I ran the same crack again using a dictionary, and both passwords popped in under 1 second. Not too bad - an order of magnitude faster, but it's a bad measurement because there were so few passwords. I tried the same test on my windows machine using oclhashcat and got ~6100 password attempts a second. Better, but still really terrible numbers. This means that the sha512crypt algorithm is VERY strong, and it would take either a very long time, or an incredibly powerful machine to crack things. Hashcat was telling me 2+ years for the full 8 char keyspace. Ouch.
Now let's consider if these passwords were from a windows computer, which is the likely narrative the ad is implying. Here's a screenshot of hashcat cracking the NTLM passwords:
So there's a line there I'd like you to squint at: it's the 'Speed.GPU.#1' line, which says 6835.8 MH/s
In english thats 6,385.8 'mega hashes', which is millions of hashes, per second.
In regular numbers, thats 6.3 BILLION NTLM hashes that it guesses per second. Thats ASTRONOMICALLY more than 1300, or even 6100 per second.
So on my gaming rig, the difference between cracking sha512crypt and NTLM is literally six orders of magnitude and some change. 6,385,800,000 vs 6,100.
Additionally, You can see that the elected keyspace (common stuff, not the entire keyspace) will take just under 14 minutes. The mask it's using is for passwords that are 8 chars long, begin with an upper case letter, have lower case letters, then end with a number. The 9 char mask is the same way, and it's claiming 11 hours.
So the TL;DR here is this:
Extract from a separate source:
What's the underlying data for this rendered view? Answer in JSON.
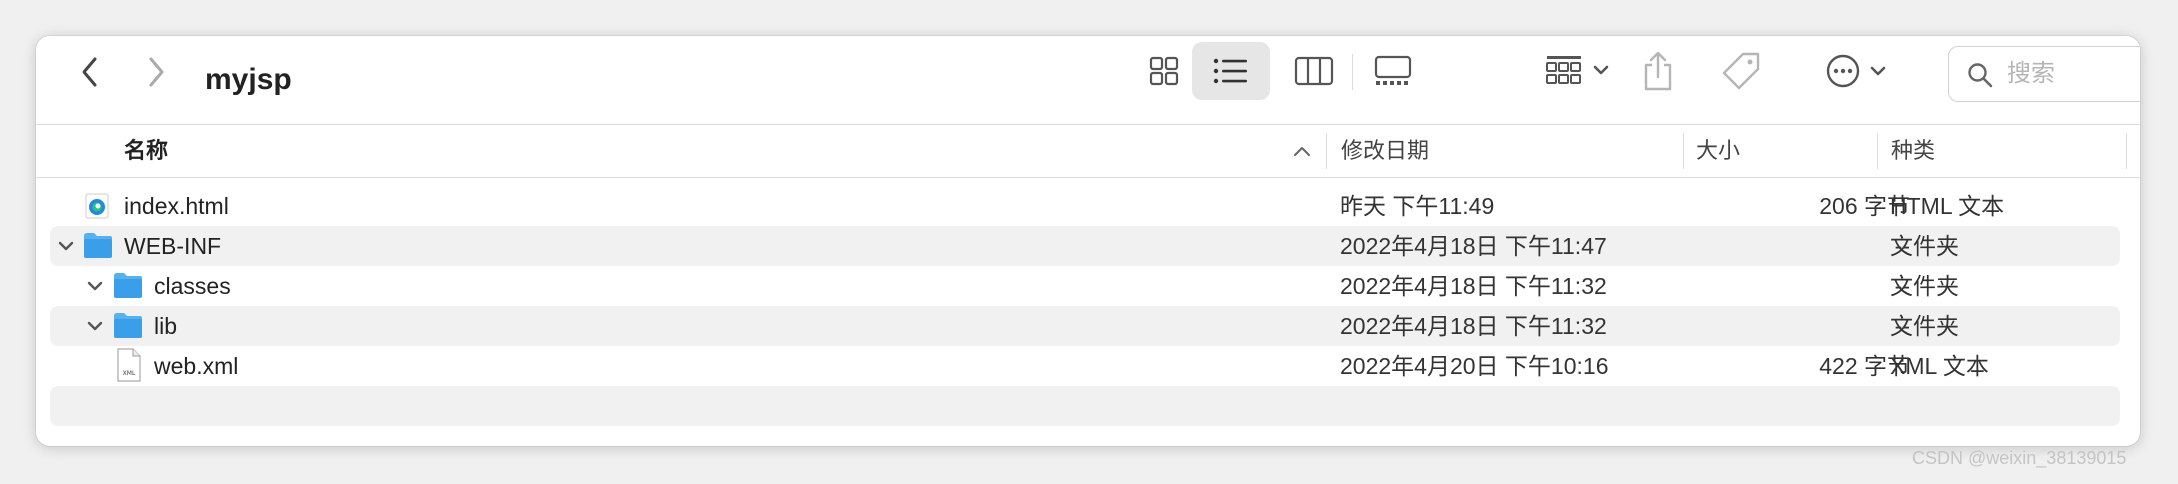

- If you use 'password' in your password, it will be very easily cracked/guessed
- If your password is less than 12 characters long, several days of hobbyist cracking on a gaming computer will crack it.
- If you want an amazing dictionary to crack things with, google for the 'skull security' password lists, and 'crackstation'.
- Hollywood has apparently no intention of asking experts in the field about the legitimate statistics of password cracking, even when the movie they're advertising is specifically about hackers and hacking.
- Please take this stuff with a grain of salt - if someone you're talking to in an elevator says they're a hacker, whatever they actually are will be NOTHING like movies like this purports to describe.
-Dan Tentler (@viss)